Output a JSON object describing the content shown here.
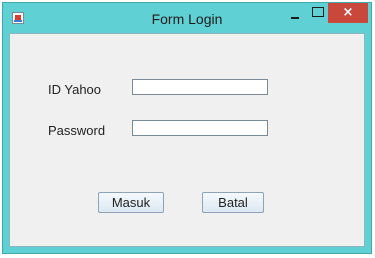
{
  "window": {
    "title": "Form Login",
    "close_glyph": "×",
    "icons": {
      "app": "java-app-icon",
      "minimize": "minimize-icon",
      "maximize": "maximize-icon",
      "close": "close-icon"
    },
    "colors": {
      "titlebar": "#5fd0d3",
      "close_button": "#c9473b",
      "panel": "#f0f0f0"
    }
  },
  "form": {
    "id_label": "ID Yahoo",
    "id_value": "",
    "password_label": "Password",
    "password_value": ""
  },
  "buttons": {
    "submit_label": "Masuk",
    "cancel_label": "Batal"
  }
}
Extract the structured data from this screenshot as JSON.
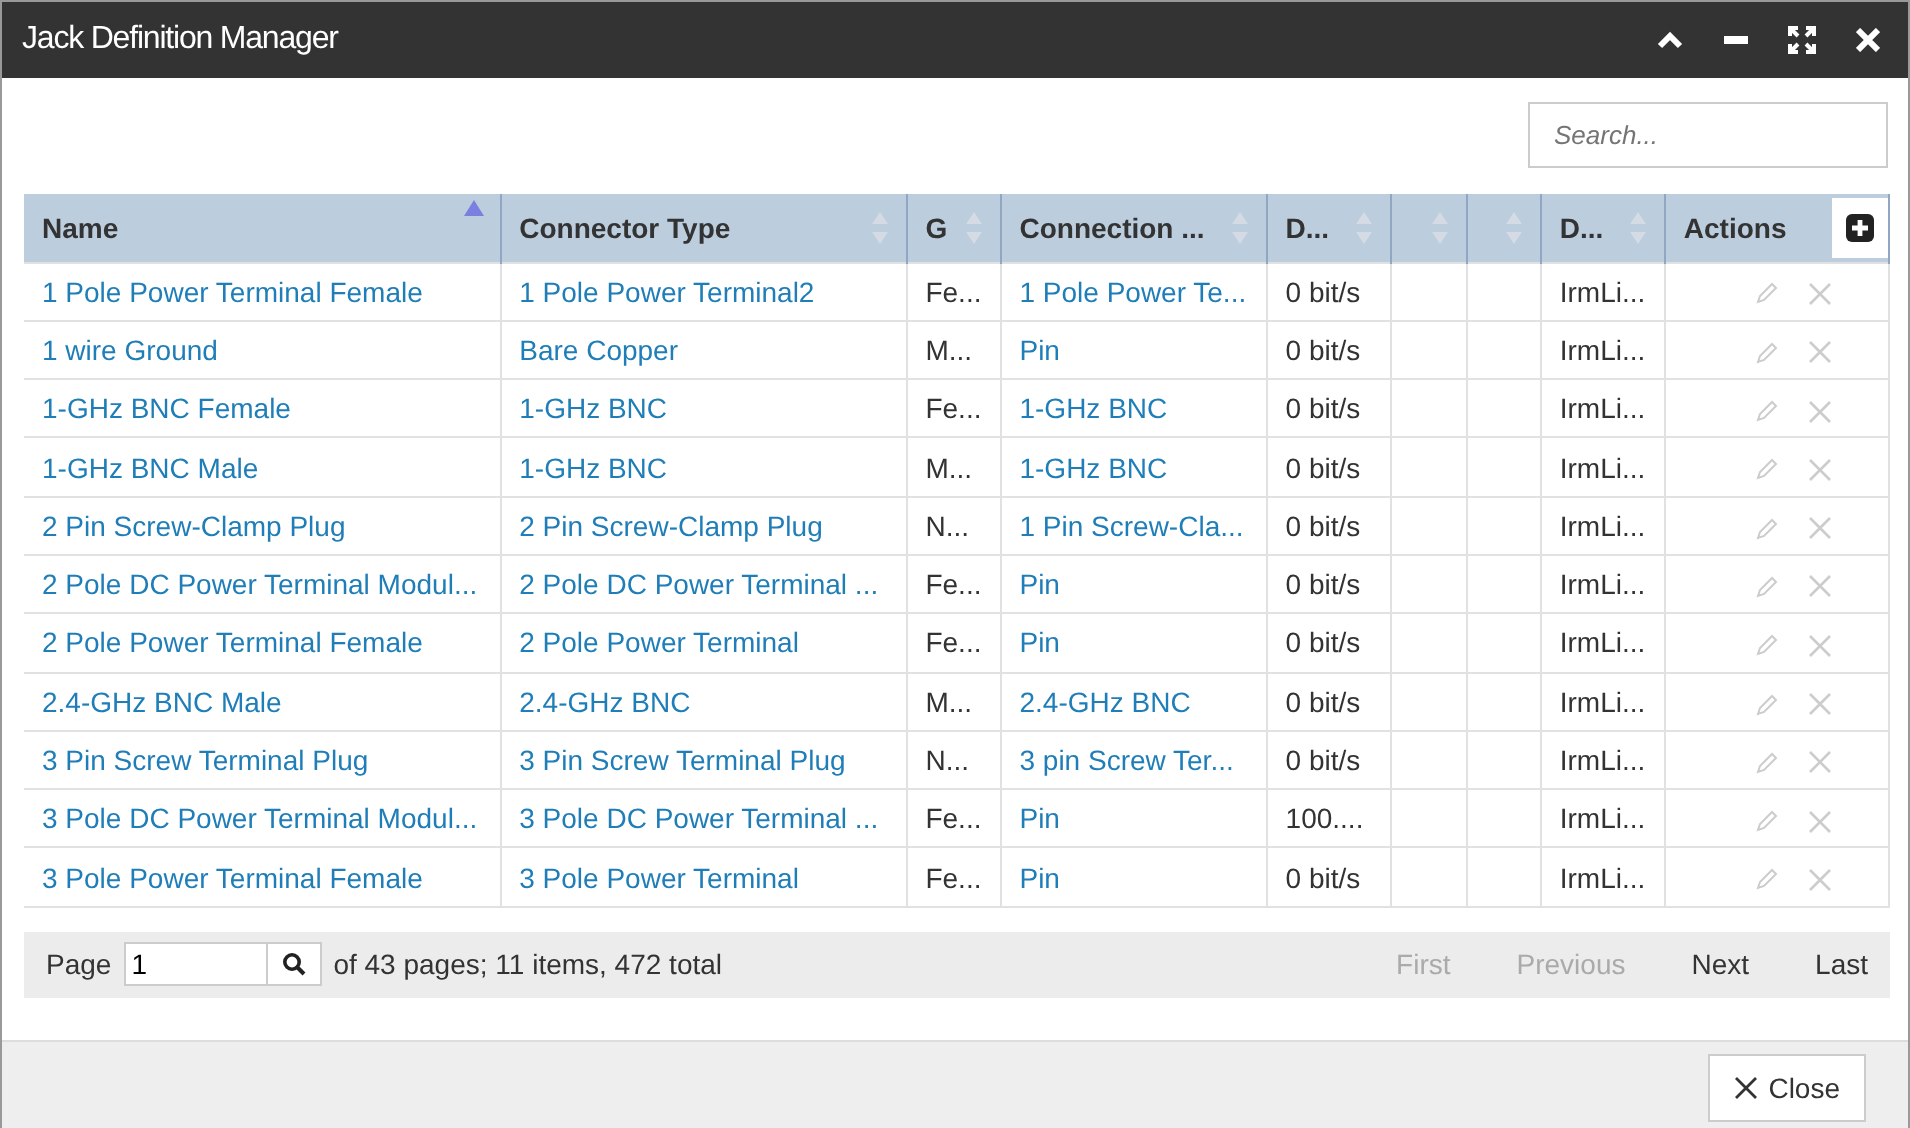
{
  "window": {
    "title": "Jack Definition Manager"
  },
  "search": {
    "placeholder": "Search..."
  },
  "table": {
    "columns": [
      {
        "label": "Name",
        "kind": "link",
        "sorted": true
      },
      {
        "label": "Connector Type",
        "kind": "link",
        "sorted": false
      },
      {
        "label": "G",
        "kind": "text",
        "sorted": false
      },
      {
        "label": "Connection ...",
        "kind": "link",
        "sorted": false
      },
      {
        "label": "D...",
        "kind": "text",
        "sorted": false
      },
      {
        "kind": "empty",
        "sorted": false
      },
      {
        "kind": "empty",
        "sorted": false
      },
      {
        "label": "D...",
        "kind": "text",
        "sorted": false
      },
      {
        "label": "Actions",
        "kind": "actions"
      }
    ],
    "rows": [
      {
        "cells": [
          "1 Pole Power Terminal Female",
          "1 Pole Power Terminal2",
          "Fe...",
          "1 Pole Power Te...",
          "0 bit/s",
          "IrmLi..."
        ]
      },
      {
        "cells": [
          "1 wire Ground",
          "Bare Copper",
          "M...",
          "Pin",
          "0 bit/s",
          "IrmLi..."
        ]
      },
      {
        "cells": [
          "1-GHz BNC Female",
          "1-GHz BNC",
          "Fe...",
          "1-GHz BNC",
          "0 bit/s",
          "IrmLi..."
        ]
      },
      {
        "cells": [
          "1-GHz BNC Male",
          "1-GHz BNC",
          "M...",
          "1-GHz BNC",
          "0 bit/s",
          "IrmLi..."
        ]
      },
      {
        "cells": [
          "2 Pin Screw-Clamp Plug",
          "2 Pin Screw-Clamp Plug",
          "N...",
          "1 Pin Screw-Cla...",
          "0 bit/s",
          "IrmLi..."
        ]
      },
      {
        "cells": [
          "2 Pole DC Power Terminal Modul...",
          "2 Pole DC Power Terminal ...",
          "Fe...",
          "Pin",
          "0 bit/s",
          "IrmLi..."
        ]
      },
      {
        "cells": [
          "2 Pole Power Terminal Female",
          "2 Pole Power Terminal",
          "Fe...",
          "Pin",
          "0 bit/s",
          "IrmLi..."
        ]
      },
      {
        "cells": [
          "2.4-GHz BNC Male",
          "2.4-GHz BNC",
          "M...",
          "2.4-GHz BNC",
          "0 bit/s",
          "IrmLi..."
        ]
      },
      {
        "cells": [
          "3 Pin Screw Terminal Plug",
          "3 Pin Screw Terminal Plug",
          "N...",
          "3 pin Screw Ter...",
          "0 bit/s",
          "IrmLi..."
        ]
      },
      {
        "cells": [
          "3 Pole DC Power Terminal Modul...",
          "3 Pole DC Power Terminal ...",
          "Fe...",
          "Pin",
          "100....",
          "IrmLi..."
        ]
      },
      {
        "cells": [
          "3 Pole Power Terminal Female",
          "3 Pole Power Terminal",
          "Fe...",
          "Pin",
          "0 bit/s",
          "IrmLi..."
        ]
      }
    ]
  },
  "pager": {
    "label": "Page",
    "page": "1",
    "summary": "of 43 pages; 11 items, 472 total",
    "buttons": [
      {
        "label": "First",
        "disabled": true
      },
      {
        "label": "Previous",
        "disabled": true
      },
      {
        "label": "Next",
        "disabled": false
      },
      {
        "label": "Last",
        "disabled": false
      }
    ]
  },
  "footer": {
    "close_label": "Close"
  }
}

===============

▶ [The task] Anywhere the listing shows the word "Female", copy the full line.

▶ [Finished task]
          "1 Pole Power Terminal Female",
          "1-GHz BNC Female",
          "2 Pole Power Terminal Female",
          "3 Pole Power Terminal Female",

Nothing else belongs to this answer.